───── DATA FOR PROCESSING ─────

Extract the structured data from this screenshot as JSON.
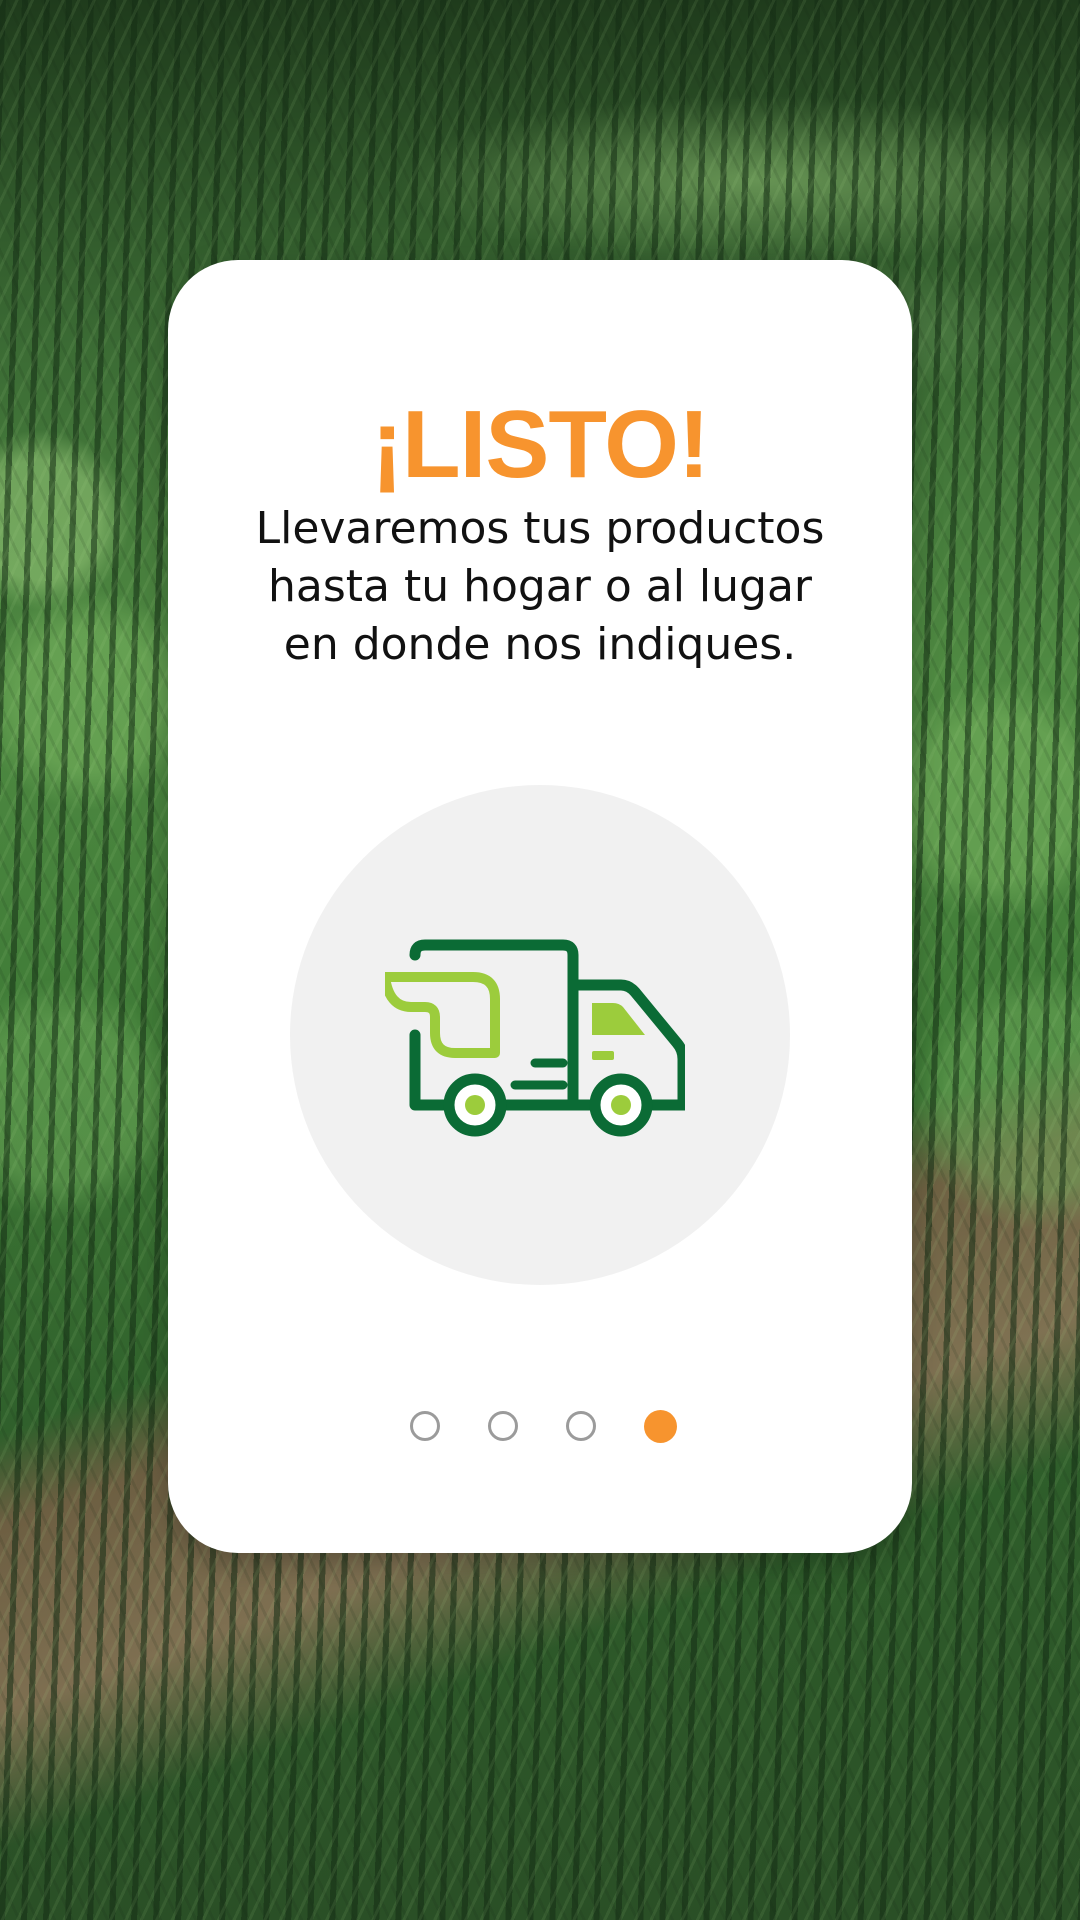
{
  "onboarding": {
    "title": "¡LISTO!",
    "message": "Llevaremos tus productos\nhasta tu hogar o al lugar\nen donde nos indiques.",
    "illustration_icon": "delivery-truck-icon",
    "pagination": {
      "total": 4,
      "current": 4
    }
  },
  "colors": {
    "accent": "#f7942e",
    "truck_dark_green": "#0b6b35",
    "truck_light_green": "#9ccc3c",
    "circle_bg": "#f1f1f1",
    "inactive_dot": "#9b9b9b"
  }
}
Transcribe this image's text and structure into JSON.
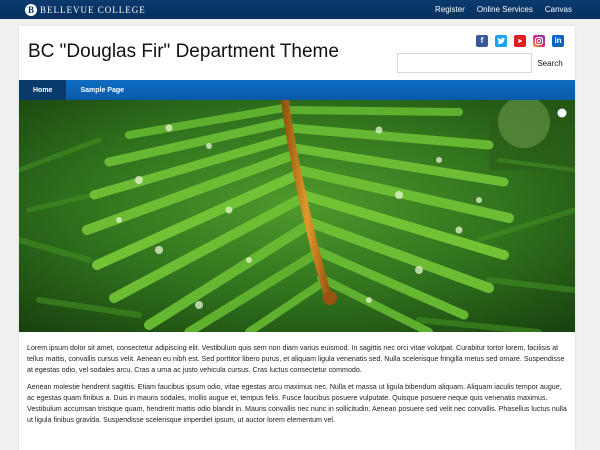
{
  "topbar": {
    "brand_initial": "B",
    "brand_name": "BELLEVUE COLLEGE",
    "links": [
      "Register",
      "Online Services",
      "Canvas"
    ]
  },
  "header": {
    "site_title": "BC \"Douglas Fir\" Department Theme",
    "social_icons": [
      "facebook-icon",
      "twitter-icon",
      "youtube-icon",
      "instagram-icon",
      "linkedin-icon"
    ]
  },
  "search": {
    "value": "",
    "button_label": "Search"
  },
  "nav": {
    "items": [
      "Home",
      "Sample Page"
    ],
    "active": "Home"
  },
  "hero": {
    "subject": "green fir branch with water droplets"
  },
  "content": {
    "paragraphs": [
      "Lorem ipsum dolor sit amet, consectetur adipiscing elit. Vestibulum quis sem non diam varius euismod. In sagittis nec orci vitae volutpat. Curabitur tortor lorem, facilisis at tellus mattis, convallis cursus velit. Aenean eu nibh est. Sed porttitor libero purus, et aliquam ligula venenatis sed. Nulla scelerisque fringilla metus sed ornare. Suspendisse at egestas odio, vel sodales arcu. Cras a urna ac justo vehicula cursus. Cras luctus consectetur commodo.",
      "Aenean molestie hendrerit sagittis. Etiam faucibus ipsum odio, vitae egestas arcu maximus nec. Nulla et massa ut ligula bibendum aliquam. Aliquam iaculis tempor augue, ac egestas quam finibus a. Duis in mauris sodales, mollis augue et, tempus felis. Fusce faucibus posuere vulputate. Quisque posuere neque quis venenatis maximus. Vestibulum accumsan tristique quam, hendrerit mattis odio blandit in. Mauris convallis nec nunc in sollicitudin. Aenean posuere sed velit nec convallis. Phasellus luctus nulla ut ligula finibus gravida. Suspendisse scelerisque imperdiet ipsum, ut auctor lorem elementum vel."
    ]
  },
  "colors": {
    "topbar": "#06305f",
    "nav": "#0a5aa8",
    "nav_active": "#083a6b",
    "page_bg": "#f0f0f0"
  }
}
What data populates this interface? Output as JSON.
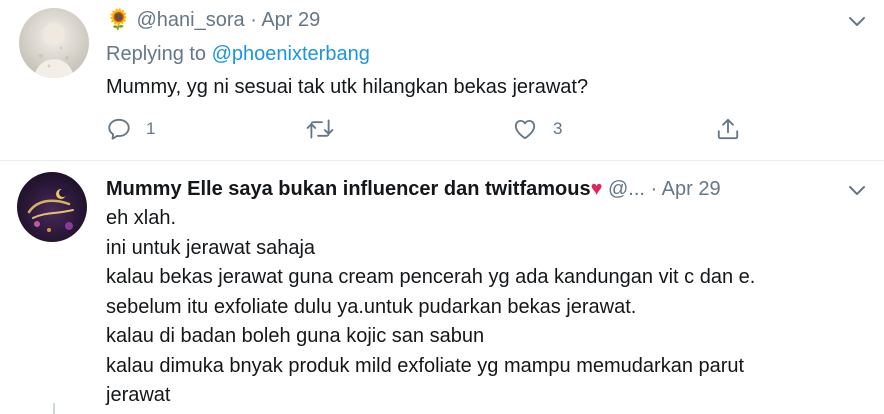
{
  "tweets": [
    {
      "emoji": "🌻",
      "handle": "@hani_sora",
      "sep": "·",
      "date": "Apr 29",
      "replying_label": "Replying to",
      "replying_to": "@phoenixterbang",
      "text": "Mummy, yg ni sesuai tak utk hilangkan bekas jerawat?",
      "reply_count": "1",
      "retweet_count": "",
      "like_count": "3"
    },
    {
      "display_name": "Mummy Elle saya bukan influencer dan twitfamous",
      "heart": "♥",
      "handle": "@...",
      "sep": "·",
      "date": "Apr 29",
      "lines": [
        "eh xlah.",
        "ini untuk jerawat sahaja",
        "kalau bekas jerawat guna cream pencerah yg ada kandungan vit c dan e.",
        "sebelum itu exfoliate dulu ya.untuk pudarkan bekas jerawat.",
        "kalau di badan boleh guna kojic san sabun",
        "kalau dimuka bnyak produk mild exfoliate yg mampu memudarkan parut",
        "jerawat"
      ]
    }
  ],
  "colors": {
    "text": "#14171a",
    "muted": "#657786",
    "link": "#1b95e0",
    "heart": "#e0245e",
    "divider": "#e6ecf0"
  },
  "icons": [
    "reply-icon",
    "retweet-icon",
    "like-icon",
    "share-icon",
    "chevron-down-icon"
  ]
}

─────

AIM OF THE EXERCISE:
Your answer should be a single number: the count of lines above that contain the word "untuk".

RESULT FOR THIS EXERCISE:
2